By Suzy Gilbert
I’ve been wondering a lot lately about what needs to change for women to be safe in their workplaces from sexism and sexual harassment.
To my knowledge, most corporate offices and large professional places of work in Canada have sexual harassment policies. To my knowledge, it is widely accepted that all professional workplaces in Canada should have some kind of a sexual harassment policy. To my knowledge, our government and general society accept the need for these policies. Obviously, not everyone agrees, since sexual harassment is still a major problem – but I would say for the most part, good, feminist people generally agree these policies are needed.
My concern lately is in customer service industries. In particular, lower-paying service jobs in fast food and retail. The restaurant industry is in major need of an overhaul, too.
In my 10 years of working in customer service, I’ve experienced various levels of sexism and sexual harassment.
I think one of the most upsetting forms of sexism is when it comes from other women. I was a good employee at my jobs and I always tried to have good relationships with my bosses. But sometimes, women have a hard time being supportive of other women. It’s awful and it needs to stop – we need to support each other and raise each other up. We only hurt ourselves when we don’t stick together and encourage each other. Let’s be supportive together so we can change our experiences for the better.
I’ve worked in restaurants where I wasn’t scheduled as much because I was uncomfortable with flirting with customers. I’ve been forced into uncomfortable situations doing bottle service at a bar. I’ve received flak for coming forward to a manager about how I felt disrespected. I was eventually fired from that job, with no real reason given.

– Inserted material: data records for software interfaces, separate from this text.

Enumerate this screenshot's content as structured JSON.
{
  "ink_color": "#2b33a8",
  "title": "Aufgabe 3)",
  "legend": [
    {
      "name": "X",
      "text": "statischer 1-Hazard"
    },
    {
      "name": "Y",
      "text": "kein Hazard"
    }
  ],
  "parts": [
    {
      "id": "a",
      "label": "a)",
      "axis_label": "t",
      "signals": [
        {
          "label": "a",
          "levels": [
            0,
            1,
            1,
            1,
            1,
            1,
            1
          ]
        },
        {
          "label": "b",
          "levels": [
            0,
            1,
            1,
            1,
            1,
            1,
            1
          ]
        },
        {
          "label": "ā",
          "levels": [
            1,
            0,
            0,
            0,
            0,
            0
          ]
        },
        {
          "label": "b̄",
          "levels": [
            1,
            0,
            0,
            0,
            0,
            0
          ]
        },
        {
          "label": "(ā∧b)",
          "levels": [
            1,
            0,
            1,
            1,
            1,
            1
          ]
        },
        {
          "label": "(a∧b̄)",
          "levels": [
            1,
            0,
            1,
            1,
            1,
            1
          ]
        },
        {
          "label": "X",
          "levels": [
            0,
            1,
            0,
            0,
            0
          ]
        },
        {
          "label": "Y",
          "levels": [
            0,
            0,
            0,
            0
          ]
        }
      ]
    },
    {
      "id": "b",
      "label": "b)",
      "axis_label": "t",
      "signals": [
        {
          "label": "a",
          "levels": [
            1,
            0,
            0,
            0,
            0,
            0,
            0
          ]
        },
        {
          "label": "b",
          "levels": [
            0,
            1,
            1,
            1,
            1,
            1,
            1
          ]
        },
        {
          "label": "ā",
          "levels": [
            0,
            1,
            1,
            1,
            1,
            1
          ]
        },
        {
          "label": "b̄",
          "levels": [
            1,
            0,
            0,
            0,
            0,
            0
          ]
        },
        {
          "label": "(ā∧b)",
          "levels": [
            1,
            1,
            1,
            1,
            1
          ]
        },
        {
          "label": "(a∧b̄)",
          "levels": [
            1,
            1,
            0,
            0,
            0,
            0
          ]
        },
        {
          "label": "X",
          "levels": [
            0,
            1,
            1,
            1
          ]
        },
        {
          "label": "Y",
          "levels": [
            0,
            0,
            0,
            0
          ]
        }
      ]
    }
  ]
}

If that isn’t harassment and selective sexism, then I don’t know what is. When I say selective sexism, I mean that fun thing that men do when they only reward or treat women favourably when they’re super-hot, fulfill every stereotypical hot-girl-server expectation, and faithfully agree to every one of the superior men’s decisions without questioning anything. Another girl at this same restaurant got fired for wanting to wear her sweater when she was cold.

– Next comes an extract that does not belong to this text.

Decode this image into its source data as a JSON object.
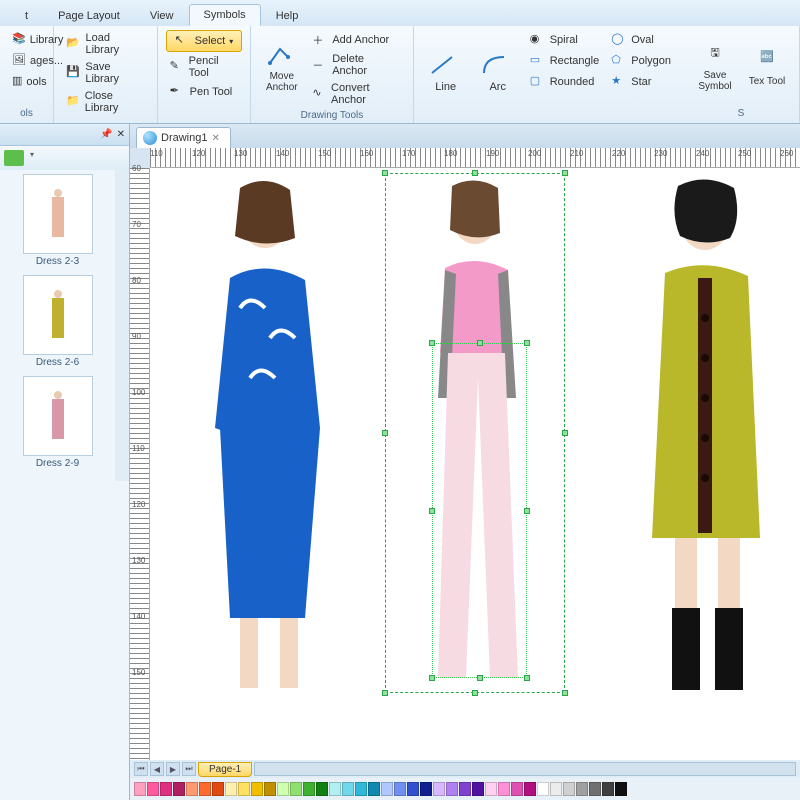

You may think that this kind of sexist behaviour only happens in trashy bars and lounges, but even the quaintest of family restaurants and fine-dining restaurants aren’t immune to sexist bullshit. Remember #notmystellas? This was the awakening of awareness that the restaurant industry needs.
I’ve been discriminated against at work by having shifts removed and hard work I’ve done for the restaurant ignored, likely because of a boss’s choice to hit on servers at work, including me. While I never went out with said boss and never wanted to stop working there, or work there less, I was having those decisions be made for me, without my consent. This was all based on certain people’s interpretation of events. It’s baffling that we can punish someone for something they never did. Why are we punishing women in the workplace for something they didn’t do? Why are we not punishing the men who make inappropriate moves at work/outside of work, like hit on their employees?
While this is just a glimpse into my own experiences with sexual harassment and sexism, I know that many other people out there have faced similar and worse issues at work.
We need to have policies and laws in place to protect employees in all industries, and we need to start forming these policies, particularly in the service industry. It is so awful when someone’s livelihood is affected by sexism and harassment.
Have thoughts on how we can start to advocate for this change? Send me an email or DM! You know where to find me.
Suzy Gilbert is finishing her last term at Red River College in the Creative Communications program and is the founder of Together, an awareness campaign promoting consensual sexual experiences through respect, communication and sex positivity. Together strives to support and educate young people about safe and healthy sexual relationships and consent culture. You can find Together on Instagram at @togetherwpg, on Facebook at Together Winnipeg and on its website at togetherwpg.ca.